The electrical installation industry is yet again at the fore-front of a technology that could change the way we live forever. At the turn of the last century, electrical power wiring changed everything. At the turn of this century, residential structured wiring could be the next big leap.
The similarities between the two events are interesting. Some people see wired homes as a luxury that will remain reserved for the wealthy. But when electricity was introduced, it had few applications. For instance, the electric washing machine was seen as a luxury item. That's why structured wiring is poised to grow 10 times in size in the next four years to a $1.4 billion industry, according to Cahners In-Stat Group. How can you make the most of this opportunity? The key is to understand what's driving the trend. Let's separate the myths from the realities.
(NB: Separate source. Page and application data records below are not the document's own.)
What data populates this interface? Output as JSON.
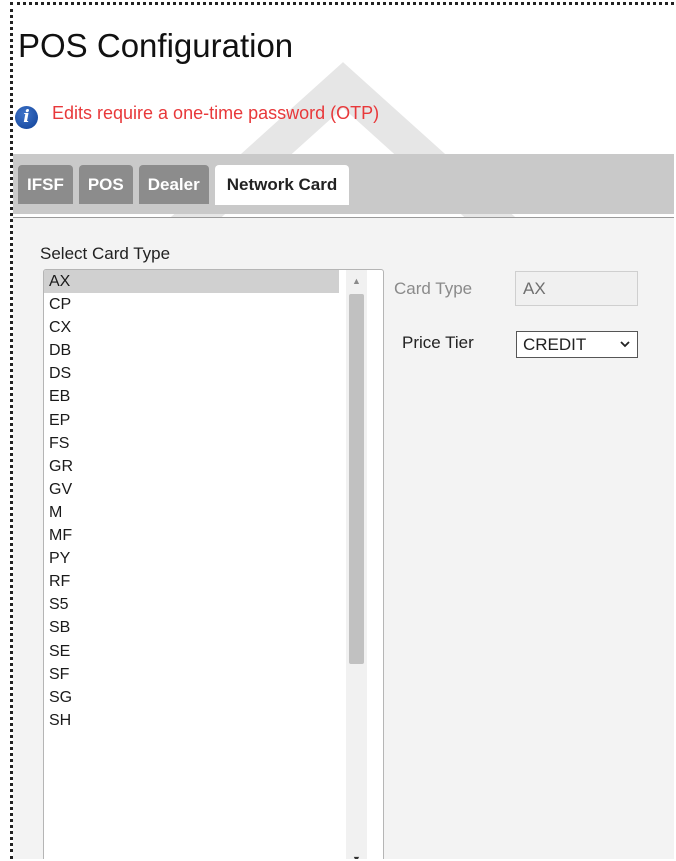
{
  "page": {
    "title": "POS Configuration",
    "notice": "Edits require a one-time password (OTP)"
  },
  "tabs": [
    {
      "label": "IFSF",
      "active": false
    },
    {
      "label": "POS",
      "active": false
    },
    {
      "label": "Dealer",
      "active": false
    },
    {
      "label": "Network Card",
      "active": true
    }
  ],
  "card_list": {
    "label": "Select Card Type",
    "selected": "AX",
    "items": [
      "AX",
      "CP",
      "CX",
      "DB",
      "DS",
      "EB",
      "EP",
      "FS",
      "GR",
      "GV",
      "M",
      "MF",
      "PY",
      "RF",
      "S5",
      "SB",
      "SE",
      "SF",
      "SG",
      "SH"
    ]
  },
  "form": {
    "card_type_label": "Card Type",
    "card_type_value": "AX",
    "price_tier_label": "Price Tier",
    "price_tier_value": "CREDIT"
  },
  "colors": {
    "notice_text": "#e8383a",
    "tab_inactive": "#8c8c8c",
    "tab_bar": "#c9c9c9",
    "info_icon": "#1a4fa8"
  },
  "icons": {
    "notice": "info-icon",
    "scroll_up": "scroll-up-arrow-icon",
    "scroll_down": "scroll-down-arrow-icon",
    "dropdown": "chevron-down-icon"
  }
}
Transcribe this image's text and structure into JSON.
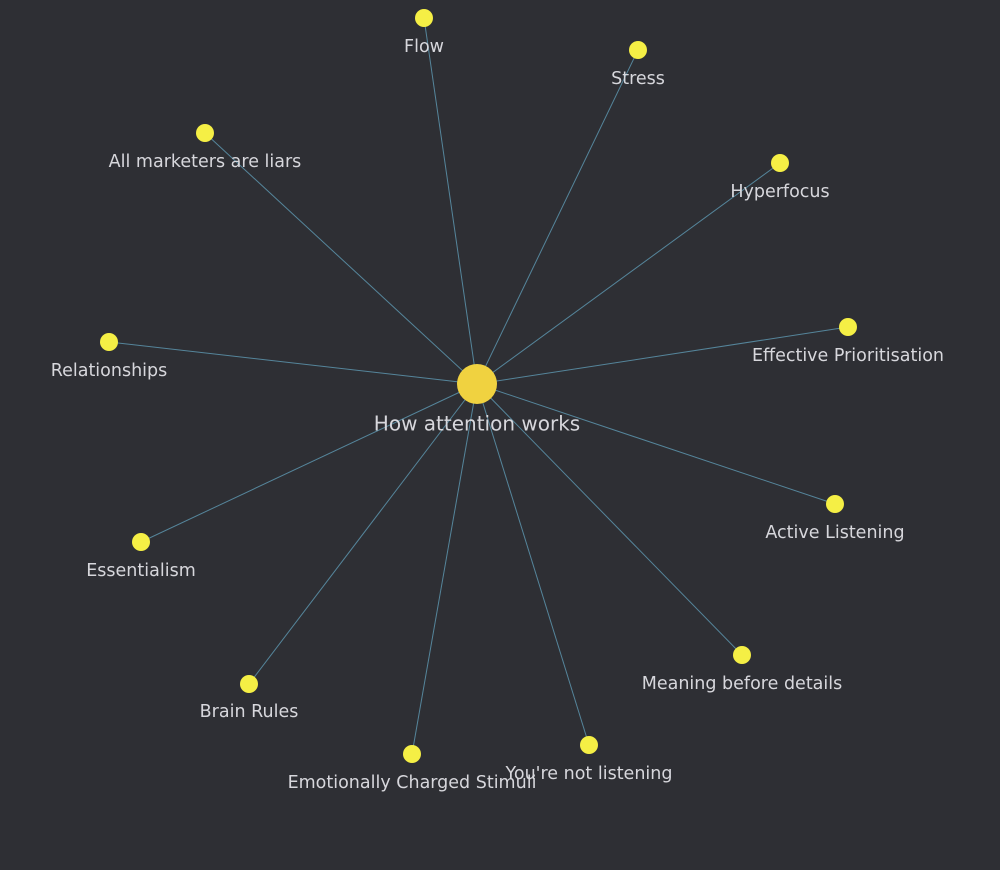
{
  "graph": {
    "background": "#2e2f34",
    "edge_color": "#5a8fa6",
    "node_color": "#f5ef45",
    "center_node_color": "#f0d240",
    "label_color": "#d7d7dc",
    "center": {
      "id": "how-attention-works",
      "label": "How attention works"
    },
    "nodes": [
      {
        "id": "flow",
        "label": "Flow"
      },
      {
        "id": "stress",
        "label": "Stress"
      },
      {
        "id": "all-marketers-are-liars",
        "label": "All marketers are liars"
      },
      {
        "id": "hyperfocus",
        "label": "Hyperfocus"
      },
      {
        "id": "relationships",
        "label": "Relationships"
      },
      {
        "id": "effective-prioritisation",
        "label": "Effective Prioritisation"
      },
      {
        "id": "active-listening",
        "label": "Active Listening"
      },
      {
        "id": "essentialism",
        "label": "Essentialism"
      },
      {
        "id": "meaning-before-details",
        "label": "Meaning before details"
      },
      {
        "id": "brain-rules",
        "label": "Brain Rules"
      },
      {
        "id": "emotionally-charged-stimuli",
        "label": "Emotionally Charged Stimuli"
      },
      {
        "id": "youre-not-listening",
        "label": "You're not listening"
      }
    ]
  }
}
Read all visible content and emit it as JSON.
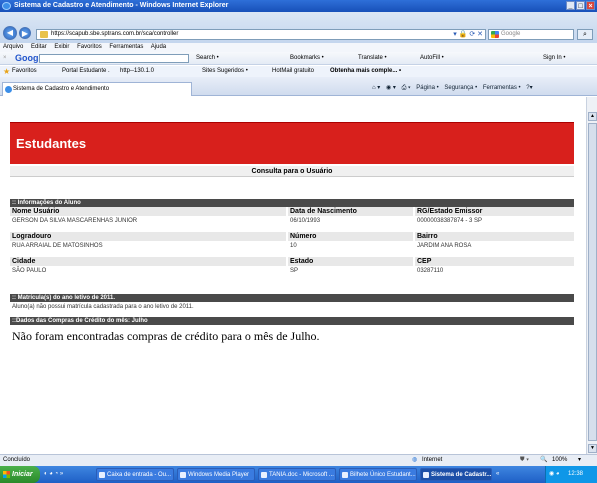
{
  "window": {
    "title": "Sistema de Cadastro e Atendimento - Windows Internet Explorer",
    "min": "_",
    "max": "□",
    "close": "×"
  },
  "nav": {
    "back": "◀",
    "forward": "▶",
    "url": "https://scapub.sbe.sptrans.com.br/sca/controller",
    "search_placeholder": "Google",
    "search_go": "⌕"
  },
  "menu": [
    "Arquivo",
    "Editar",
    "Exibir",
    "Favoritos",
    "Ferramentas",
    "Ajuda"
  ],
  "google_toolbar": {
    "logo": "Google",
    "items": [
      "Search •",
      "Bookmarks •",
      "Translate •",
      "AutoFill •"
    ],
    "sign_in": "Sign In •"
  },
  "favorites": {
    "label": "Favoritos",
    "items": [
      "Portal Estudante .",
      "http--130.1.0",
      "Sites Sugeridos •",
      "HotMail gratuito",
      "Obtenha mais comple... •"
    ]
  },
  "tab": {
    "label": "Sistema de Cadastro e Atendimento"
  },
  "tab_tools": {
    "page": "Página •",
    "security": "Segurança •",
    "tools": "Ferramentas •"
  },
  "page": {
    "banner": "Estudantes",
    "consulta": "Consulta para o Usuário",
    "sec_info": ":: Informações do Aluno",
    "fields": {
      "nome_label": "Nome Usuário",
      "nome_value": "GERSON DA SILVA MASCARENHAS JUNIOR",
      "nasc_label": "Data de Nascimento",
      "nasc_value": "06/10/1993",
      "rg_label": "RG/Estado Emissor",
      "rg_value": "00000038387874 - 3  SP",
      "log_label": "Logradouro",
      "log_value": "RUA ARRAIAL DE MATOSINHOS",
      "num_label": "Número",
      "num_value": "10",
      "bairro_label": "Bairro",
      "bairro_value": "JARDIM ANA ROSA",
      "cidade_label": "Cidade",
      "cidade_value": "SÃO PAULO",
      "estado_label": "Estado",
      "estado_value": "SP",
      "cep_label": "CEP",
      "cep_value": "03287110"
    },
    "sec_matricula": ":: Matrícula(s) do ano letivo de 2011.",
    "matricula_note": "Aluno(a) não possui matrícula cadastrada para o ano letivo de 2011.",
    "sec_compras": "::Dados das Compras de Crédito do mês: Julho",
    "compras_note": "Não foram encontradas compras de crédito para o mês de Julho."
  },
  "status": {
    "left": "Concluído",
    "zone": "Internet",
    "zoom": "100%"
  },
  "taskbar": {
    "start": "Iniciar",
    "buttons": [
      "Caixa de entrada - Ou...",
      "Windows Media Player",
      "TANIA.doc - Microsoft ...",
      "Bilhete Único Estudant...",
      "Sistema de Cadastr..."
    ],
    "clock": "12:38"
  }
}
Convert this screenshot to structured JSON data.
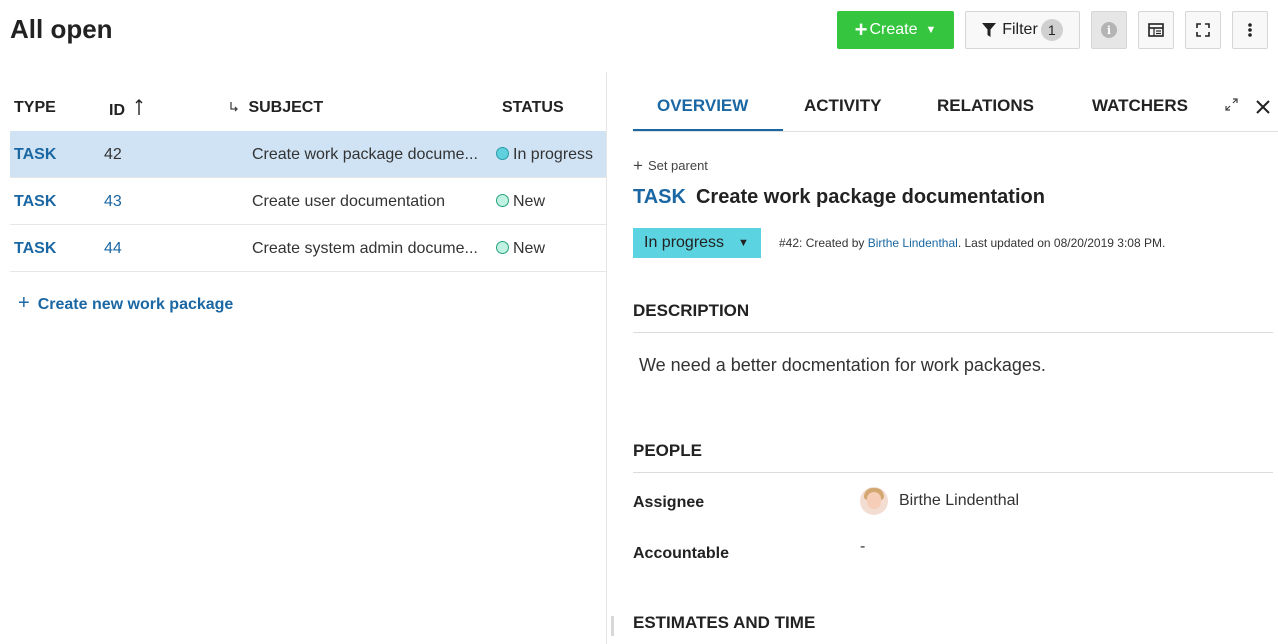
{
  "header": {
    "title": "All open",
    "create_label": "Create",
    "filter_label": "Filter",
    "filter_count": "1",
    "info_glyph": "i"
  },
  "table": {
    "columns": [
      "TYPE",
      "ID",
      "SUBJECT",
      "STATUS"
    ],
    "rows": [
      {
        "type": "TASK",
        "id": "42",
        "subject": "Create work package docume...",
        "status": "In progress",
        "selected": true
      },
      {
        "type": "TASK",
        "id": "43",
        "subject": "Create user documentation",
        "status": "New",
        "selected": false
      },
      {
        "type": "TASK",
        "id": "44",
        "subject": "Create system admin docume...",
        "status": "New",
        "selected": false
      }
    ],
    "create_new_label": "Create new work package"
  },
  "details": {
    "tabs": [
      {
        "label": "OVERVIEW",
        "active": true
      },
      {
        "label": "ACTIVITY",
        "active": false
      },
      {
        "label": "RELATIONS",
        "active": false
      },
      {
        "label": "WATCHERS",
        "active": false
      }
    ],
    "set_parent_label": "Set parent",
    "type": "TASK",
    "subject": "Create work package documentation",
    "status": "In progress",
    "meta_prefix": "#42: Created by ",
    "meta_author": "Birthe Lindenthal",
    "meta_suffix": ". Last updated on 08/20/2019 3:08 PM.",
    "description_heading": "DESCRIPTION",
    "description_text": "We need a better docmentation for work packages.",
    "people_heading": "PEOPLE",
    "assignee_label": "Assignee",
    "assignee_value": "Birthe Lindenthal",
    "accountable_label": "Accountable",
    "accountable_value": "-",
    "estimates_heading": "ESTIMATES AND TIME"
  },
  "icons": {
    "create": "plus-icon",
    "filter": "funnel-icon",
    "info": "info-icon",
    "columns": "columns-icon",
    "fullscreen": "fullscreen-icon",
    "more": "more-vertical-icon",
    "sort": "sort-ascending-icon",
    "hierarchy": "hierarchy-icon",
    "expand": "expand-icon",
    "close": "close-icon"
  },
  "colors": {
    "accent": "#1a67a3",
    "create_button": "#35c53f",
    "selected_row": "#cfe3f5",
    "status_in_progress": "#5cd3e0",
    "status_new": "#bff2e2"
  }
}
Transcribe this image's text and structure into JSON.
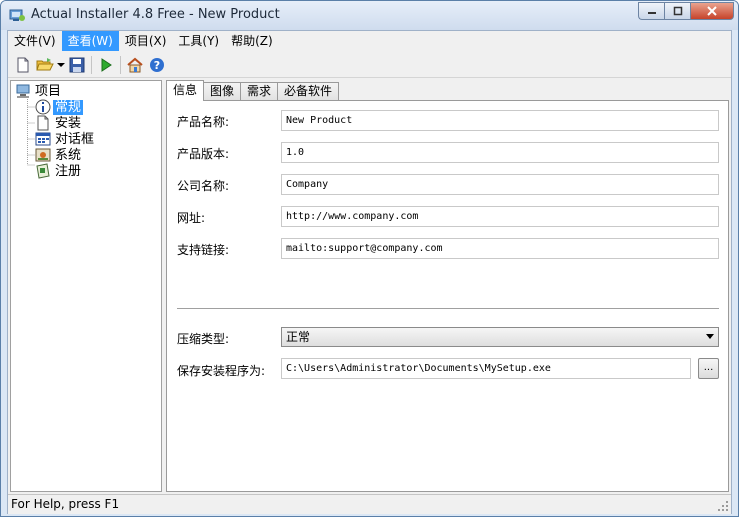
{
  "window": {
    "title": "Actual Installer 4.8 Free - New Product",
    "icons": {
      "app": "installer-app-icon",
      "minimize": "minimize-icon",
      "maximize": "maximize-icon",
      "close": "close-icon"
    }
  },
  "menu": [
    {
      "label": "文件(V)"
    },
    {
      "label": "查看(W)",
      "active": true
    },
    {
      "label": "项目(X)"
    },
    {
      "label": "工具(Y)"
    },
    {
      "label": "帮助(Z)"
    }
  ],
  "toolbar": {
    "icons": [
      "new-file-icon",
      "open-folder-icon",
      "dropdown-arrow-icon",
      "save-icon",
      "run-build-icon",
      "home-icon",
      "help-icon"
    ]
  },
  "tree": {
    "root": "项目",
    "items": [
      {
        "label": "常规",
        "icon": "info-icon",
        "selected": true
      },
      {
        "label": "安装",
        "icon": "document-icon"
      },
      {
        "label": "对话框",
        "icon": "dialog-icon"
      },
      {
        "label": "系统",
        "icon": "system-icon"
      },
      {
        "label": "注册",
        "icon": "registry-icon"
      }
    ]
  },
  "tabs": [
    {
      "label": "信息",
      "active": true
    },
    {
      "label": "图像"
    },
    {
      "label": "需求"
    },
    {
      "label": "必备软件"
    }
  ],
  "form": {
    "product_name": {
      "label": "产品名称:",
      "value": "New Product"
    },
    "product_version": {
      "label": "产品版本:",
      "value": "1.0"
    },
    "company_name": {
      "label": "公司名称:",
      "value": "Company"
    },
    "website": {
      "label": "网址:",
      "value": "http://www.company.com"
    },
    "support_link": {
      "label": "支持链接:",
      "value": "mailto:support@company.com"
    },
    "compression": {
      "label": "压缩类型:",
      "value": "正常"
    },
    "save_as": {
      "label": "保存安装程序为:",
      "value": "C:\\Users\\Administrator\\Documents\\MySetup.exe",
      "browse_label": "..."
    }
  },
  "status": {
    "text": "For Help, press F1"
  }
}
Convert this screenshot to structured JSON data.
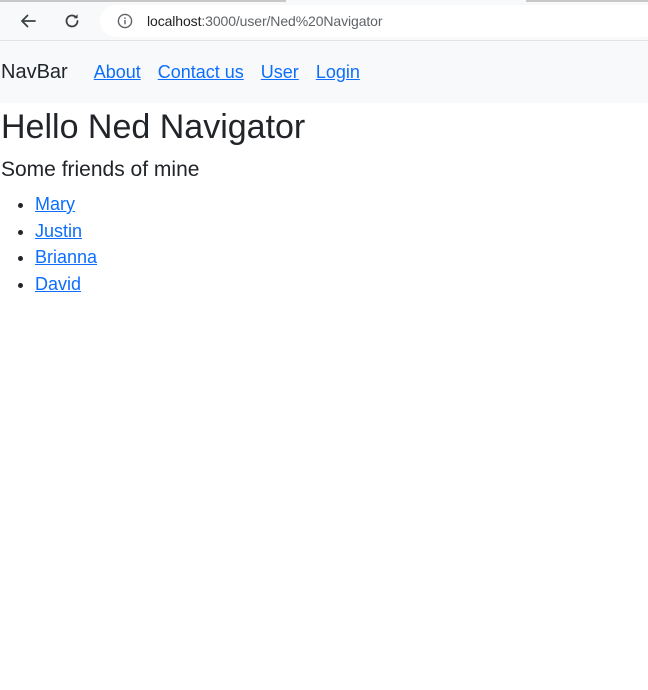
{
  "browser": {
    "url_host": "localhost",
    "url_path": ":3000/user/Ned%20Navigator"
  },
  "navbar": {
    "brand": "NavBar",
    "links": [
      "About",
      "Contact us",
      "User",
      "Login"
    ]
  },
  "main": {
    "title": "Hello Ned Navigator",
    "subtitle": "Some friends of mine",
    "friends": [
      "Mary",
      "Justin",
      "Brianna",
      "David"
    ]
  },
  "colors": {
    "link": "#0d6efd",
    "navbar_bg": "#f8f9fa",
    "text": "#212529"
  },
  "icons": {
    "back": "arrow-left-icon",
    "reload": "reload-icon",
    "site_info": "info-circle-icon"
  }
}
Myth. Structured wiring is a luxury item with few applications.
Reality. Structured wiring will affect homes of all sizes.
Structured wiring is about selling bundles as much as electricity is about putting in outlets. Structured wiring helps simplify lifestyles through practical applications. Luxury homes are installing systems today that manage the entire home, but at the very least, the PC and clear TV reception are good reasons for proper wiring in the rest of the market. More than 54% of U.S. households own a PC and 25% of those households own at least two PCs. The top driver today for wired homes is shared PC resources (printers and Internet). Besides, consumers accept that wiring is relatively cheap and can be added to modularly, whereas trying to upgrade infrastructure later can cost up to four times as much, including the inconvenience of tearing into walls.
Myth. Structured wiring is a pre-packaged bundle of wires.
Reality. Structured wiring is a planned system of delivering data.
Pre-packaged bundles might provide a short cut for cost savings in mass production houses, but each wiring system should be planned according to desired usage. Structured wiring is actually an EIA/TIA definition that covers phone and data wiring requirements, which are not necessarily pre-packaged. The bundle approach without planning can often lead to wasted outlets with no use or no outlets where a potential use exists. Bundles can force you to strip back cable runs at least 30 feet when you split the bundle apart, providing for waste and cable management challenges. Planned wiring matches specific current and potential future devices with the client's lifestyle.
Myth. Bundles will eliminate the need for electricians.
Reality. Structured wiring requires a professional installer.
Our company specializes in creating intelligent home designs, which often include wiring diagrams and specifications. When it comes to running the wire, we rely on electricians because of their expertise.
Myth. Existing wiring standards are sufficient.
Reality. The current minimum EIA/TIA and FCC standards are insufficient.
We adhere to the ANSI EIA/TIA 568-A commercial standard for Cat. 5 (or better) data and quad shielded RG-6 for best signal quality. We also rely on star topology to maintain quality and upgrade flexibility.
The bottom line is that it is up to you to align with firms that specialize in promoting the popular uses of structured wiring and not just the need for a wired home. There's a solution for every market, and as with electricity, the luxury market is an advanced indicator of what will be coming to the mass market.
The opinions expressed in this piece are entirely the author's. Send your electrical-industry essays to Mike Harrington at firstname.lastname@example.org.
Kevin Enke is the marketing director for Integrated Systems by Rich (ISR) Inc., Lisle, Ill.